(Dataset rows for apps and sites)

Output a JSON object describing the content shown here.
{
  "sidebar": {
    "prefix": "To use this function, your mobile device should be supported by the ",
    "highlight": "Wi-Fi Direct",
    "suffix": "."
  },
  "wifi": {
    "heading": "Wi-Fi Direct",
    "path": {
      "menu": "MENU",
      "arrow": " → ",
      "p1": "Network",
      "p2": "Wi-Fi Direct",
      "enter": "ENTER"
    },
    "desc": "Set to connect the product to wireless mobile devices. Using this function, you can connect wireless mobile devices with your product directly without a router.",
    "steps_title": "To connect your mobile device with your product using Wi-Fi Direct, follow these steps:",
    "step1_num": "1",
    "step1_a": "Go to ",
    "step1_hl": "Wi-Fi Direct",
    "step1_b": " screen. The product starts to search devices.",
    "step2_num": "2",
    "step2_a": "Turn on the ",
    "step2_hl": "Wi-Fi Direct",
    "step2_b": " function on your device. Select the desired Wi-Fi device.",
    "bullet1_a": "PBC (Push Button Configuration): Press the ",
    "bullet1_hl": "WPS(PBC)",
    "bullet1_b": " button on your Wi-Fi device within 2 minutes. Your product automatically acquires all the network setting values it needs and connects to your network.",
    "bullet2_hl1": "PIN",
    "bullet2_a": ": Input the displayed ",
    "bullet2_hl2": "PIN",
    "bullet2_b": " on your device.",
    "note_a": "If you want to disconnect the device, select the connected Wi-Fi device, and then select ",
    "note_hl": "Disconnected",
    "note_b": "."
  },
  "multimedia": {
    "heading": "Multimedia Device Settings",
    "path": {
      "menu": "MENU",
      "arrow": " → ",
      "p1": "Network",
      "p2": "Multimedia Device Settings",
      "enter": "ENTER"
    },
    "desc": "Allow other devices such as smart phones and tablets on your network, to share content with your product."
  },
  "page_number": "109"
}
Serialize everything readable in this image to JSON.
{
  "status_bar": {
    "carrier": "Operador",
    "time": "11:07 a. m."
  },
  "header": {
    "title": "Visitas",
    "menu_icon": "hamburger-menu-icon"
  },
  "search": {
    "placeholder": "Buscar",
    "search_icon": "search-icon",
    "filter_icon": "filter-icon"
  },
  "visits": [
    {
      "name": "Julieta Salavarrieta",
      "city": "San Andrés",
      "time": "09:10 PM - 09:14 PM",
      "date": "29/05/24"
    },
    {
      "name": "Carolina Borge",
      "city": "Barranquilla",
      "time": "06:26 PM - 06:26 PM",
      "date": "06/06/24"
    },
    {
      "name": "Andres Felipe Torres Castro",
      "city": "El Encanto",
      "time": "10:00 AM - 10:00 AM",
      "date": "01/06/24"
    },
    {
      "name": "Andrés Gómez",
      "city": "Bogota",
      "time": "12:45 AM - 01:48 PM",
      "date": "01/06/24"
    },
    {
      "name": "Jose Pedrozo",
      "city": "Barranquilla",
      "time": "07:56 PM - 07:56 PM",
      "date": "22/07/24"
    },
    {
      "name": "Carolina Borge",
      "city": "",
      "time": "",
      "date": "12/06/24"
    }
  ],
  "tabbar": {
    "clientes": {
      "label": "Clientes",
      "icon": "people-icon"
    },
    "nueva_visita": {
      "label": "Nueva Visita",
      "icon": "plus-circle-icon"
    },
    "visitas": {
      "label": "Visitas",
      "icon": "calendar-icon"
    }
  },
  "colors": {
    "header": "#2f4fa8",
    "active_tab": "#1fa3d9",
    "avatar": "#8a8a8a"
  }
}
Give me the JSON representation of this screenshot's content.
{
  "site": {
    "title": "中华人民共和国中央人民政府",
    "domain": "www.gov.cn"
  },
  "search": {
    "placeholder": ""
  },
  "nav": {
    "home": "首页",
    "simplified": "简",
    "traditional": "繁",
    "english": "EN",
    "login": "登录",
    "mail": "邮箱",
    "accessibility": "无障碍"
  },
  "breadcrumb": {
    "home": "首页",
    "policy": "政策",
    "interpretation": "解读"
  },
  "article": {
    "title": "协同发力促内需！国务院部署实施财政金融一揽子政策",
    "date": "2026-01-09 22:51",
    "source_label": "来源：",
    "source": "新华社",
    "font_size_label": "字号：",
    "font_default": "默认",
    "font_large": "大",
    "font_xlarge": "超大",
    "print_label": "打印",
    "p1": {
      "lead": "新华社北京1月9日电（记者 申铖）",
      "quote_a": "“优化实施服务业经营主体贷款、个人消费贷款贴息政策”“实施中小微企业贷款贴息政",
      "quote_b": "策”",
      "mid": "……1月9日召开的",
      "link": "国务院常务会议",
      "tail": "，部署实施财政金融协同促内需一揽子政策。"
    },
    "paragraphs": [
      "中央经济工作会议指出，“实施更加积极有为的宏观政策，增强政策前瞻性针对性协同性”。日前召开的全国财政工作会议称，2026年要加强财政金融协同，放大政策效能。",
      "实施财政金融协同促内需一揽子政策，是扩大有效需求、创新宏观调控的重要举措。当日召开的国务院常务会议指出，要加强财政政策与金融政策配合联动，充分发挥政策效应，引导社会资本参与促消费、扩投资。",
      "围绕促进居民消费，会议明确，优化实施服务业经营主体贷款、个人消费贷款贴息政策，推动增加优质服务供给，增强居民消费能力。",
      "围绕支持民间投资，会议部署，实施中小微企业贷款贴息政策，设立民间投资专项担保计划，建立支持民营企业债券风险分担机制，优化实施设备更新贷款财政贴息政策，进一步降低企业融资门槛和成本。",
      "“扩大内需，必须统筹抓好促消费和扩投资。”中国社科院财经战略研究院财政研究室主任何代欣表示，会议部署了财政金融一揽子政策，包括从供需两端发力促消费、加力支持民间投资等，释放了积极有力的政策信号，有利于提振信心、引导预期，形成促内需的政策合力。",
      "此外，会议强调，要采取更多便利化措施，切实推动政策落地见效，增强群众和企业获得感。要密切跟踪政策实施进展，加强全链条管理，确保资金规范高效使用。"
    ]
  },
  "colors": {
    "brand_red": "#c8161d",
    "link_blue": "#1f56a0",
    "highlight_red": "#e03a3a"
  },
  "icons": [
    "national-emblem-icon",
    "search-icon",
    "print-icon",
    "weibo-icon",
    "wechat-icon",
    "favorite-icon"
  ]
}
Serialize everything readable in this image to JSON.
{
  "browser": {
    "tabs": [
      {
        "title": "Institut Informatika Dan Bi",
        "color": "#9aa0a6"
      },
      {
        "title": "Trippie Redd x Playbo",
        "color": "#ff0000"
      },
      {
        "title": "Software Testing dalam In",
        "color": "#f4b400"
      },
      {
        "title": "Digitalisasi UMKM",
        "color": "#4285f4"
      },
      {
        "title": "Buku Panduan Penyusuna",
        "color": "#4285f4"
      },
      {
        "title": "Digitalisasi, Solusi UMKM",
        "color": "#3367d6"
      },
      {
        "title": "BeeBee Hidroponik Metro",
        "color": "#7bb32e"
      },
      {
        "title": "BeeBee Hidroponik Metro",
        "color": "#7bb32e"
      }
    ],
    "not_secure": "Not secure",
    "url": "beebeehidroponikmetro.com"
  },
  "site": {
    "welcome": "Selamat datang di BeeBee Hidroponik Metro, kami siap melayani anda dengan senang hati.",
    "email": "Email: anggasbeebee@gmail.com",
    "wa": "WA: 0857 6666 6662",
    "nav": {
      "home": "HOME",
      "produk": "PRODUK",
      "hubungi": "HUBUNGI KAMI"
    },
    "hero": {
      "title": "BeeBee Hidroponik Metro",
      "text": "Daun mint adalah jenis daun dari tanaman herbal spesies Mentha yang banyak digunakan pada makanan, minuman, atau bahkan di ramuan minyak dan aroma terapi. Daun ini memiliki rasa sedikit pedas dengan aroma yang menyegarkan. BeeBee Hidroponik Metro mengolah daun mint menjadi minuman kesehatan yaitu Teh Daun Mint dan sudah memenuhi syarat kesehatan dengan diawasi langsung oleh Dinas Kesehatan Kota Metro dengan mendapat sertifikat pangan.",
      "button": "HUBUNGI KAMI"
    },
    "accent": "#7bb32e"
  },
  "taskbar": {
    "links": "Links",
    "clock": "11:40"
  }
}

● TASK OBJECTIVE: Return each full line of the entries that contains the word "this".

● OUTPUT BELOW:
    "prefix": "To use this function, your mobile device should be supported by the ",
    "desc": "Set to connect the product to wireless mobile devices. Using this function, you can connect wireless mobile devices with your product directly without a router.",
Serialize everything readable in this image to JSON.
Give me the JSON representation of this screenshot's content.
Serialize everything readable in this image to JSON.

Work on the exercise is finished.